Top of GIVEN RECORDS

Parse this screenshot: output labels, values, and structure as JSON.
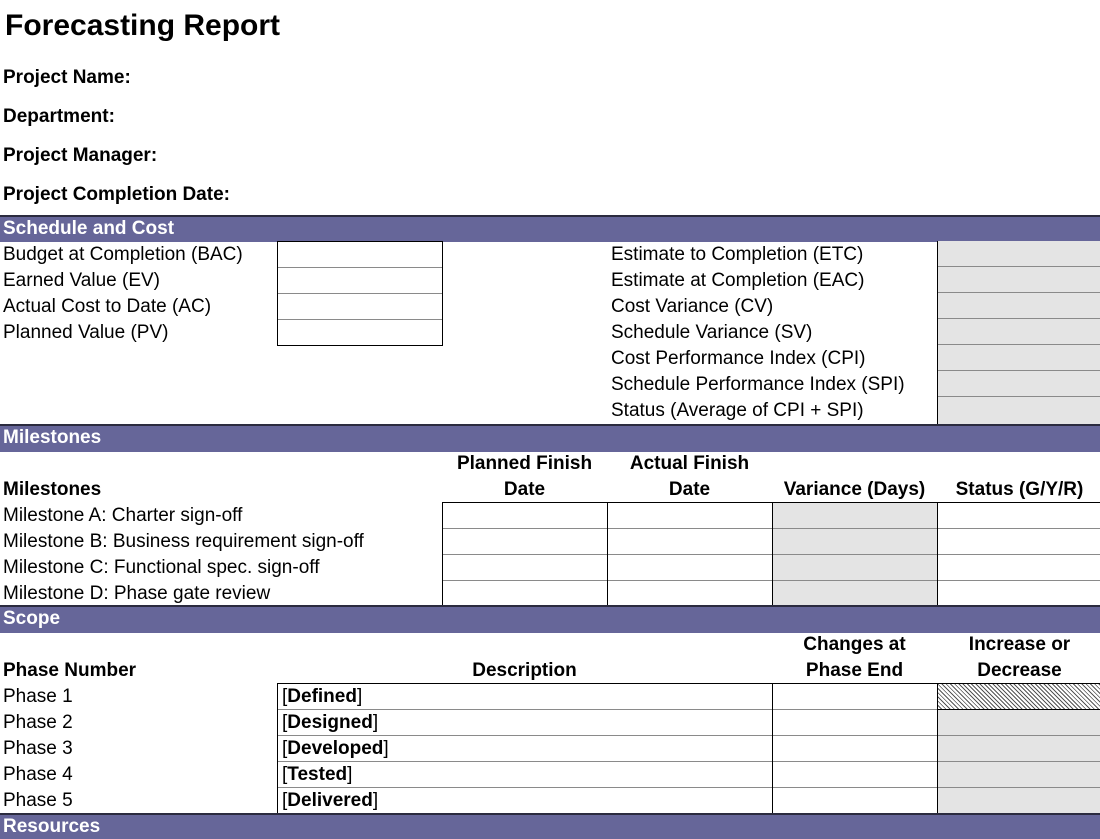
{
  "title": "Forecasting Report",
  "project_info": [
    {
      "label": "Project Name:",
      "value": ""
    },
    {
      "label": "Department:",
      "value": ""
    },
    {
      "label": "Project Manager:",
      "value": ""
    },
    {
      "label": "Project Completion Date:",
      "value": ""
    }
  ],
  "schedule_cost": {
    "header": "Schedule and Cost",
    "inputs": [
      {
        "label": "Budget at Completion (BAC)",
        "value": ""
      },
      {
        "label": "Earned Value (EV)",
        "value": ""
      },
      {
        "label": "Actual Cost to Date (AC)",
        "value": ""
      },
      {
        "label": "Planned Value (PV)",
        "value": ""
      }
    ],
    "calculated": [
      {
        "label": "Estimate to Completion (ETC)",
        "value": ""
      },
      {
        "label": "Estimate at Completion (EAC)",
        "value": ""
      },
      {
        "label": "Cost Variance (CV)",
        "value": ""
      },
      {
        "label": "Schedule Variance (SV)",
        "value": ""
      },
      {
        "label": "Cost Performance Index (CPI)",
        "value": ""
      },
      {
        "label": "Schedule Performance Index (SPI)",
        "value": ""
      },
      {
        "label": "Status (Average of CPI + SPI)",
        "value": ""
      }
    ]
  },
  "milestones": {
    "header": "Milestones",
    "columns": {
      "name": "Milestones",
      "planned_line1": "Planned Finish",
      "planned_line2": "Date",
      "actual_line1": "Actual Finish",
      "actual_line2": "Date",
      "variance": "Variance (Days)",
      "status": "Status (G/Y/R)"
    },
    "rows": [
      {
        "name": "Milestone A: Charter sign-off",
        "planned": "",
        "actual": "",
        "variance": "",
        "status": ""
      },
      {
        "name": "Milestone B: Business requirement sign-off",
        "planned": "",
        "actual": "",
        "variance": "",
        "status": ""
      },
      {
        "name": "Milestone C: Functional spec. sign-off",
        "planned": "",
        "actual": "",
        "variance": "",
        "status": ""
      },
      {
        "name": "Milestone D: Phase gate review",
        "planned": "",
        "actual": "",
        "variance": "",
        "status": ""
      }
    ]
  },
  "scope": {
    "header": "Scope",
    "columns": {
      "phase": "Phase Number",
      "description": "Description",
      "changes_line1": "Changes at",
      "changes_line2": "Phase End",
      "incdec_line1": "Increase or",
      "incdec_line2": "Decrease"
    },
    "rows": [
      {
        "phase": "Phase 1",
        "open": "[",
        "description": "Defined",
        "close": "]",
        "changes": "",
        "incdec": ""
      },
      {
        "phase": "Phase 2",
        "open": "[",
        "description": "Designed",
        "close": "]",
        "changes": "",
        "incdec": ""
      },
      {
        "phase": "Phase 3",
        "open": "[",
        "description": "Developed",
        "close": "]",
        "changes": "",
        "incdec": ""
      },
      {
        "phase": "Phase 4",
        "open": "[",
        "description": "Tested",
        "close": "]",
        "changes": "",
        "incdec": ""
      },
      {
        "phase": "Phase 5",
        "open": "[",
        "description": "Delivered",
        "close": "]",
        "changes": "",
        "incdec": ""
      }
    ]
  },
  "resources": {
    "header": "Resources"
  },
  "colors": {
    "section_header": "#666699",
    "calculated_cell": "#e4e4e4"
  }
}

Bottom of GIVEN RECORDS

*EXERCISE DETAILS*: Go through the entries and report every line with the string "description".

*TASK SOLUTION*:
      "description": "Description",
        "description": "Defined",
        "description": "Designed",
        "description": "Developed",
        "description": "Tested",
        "description": "Delivered",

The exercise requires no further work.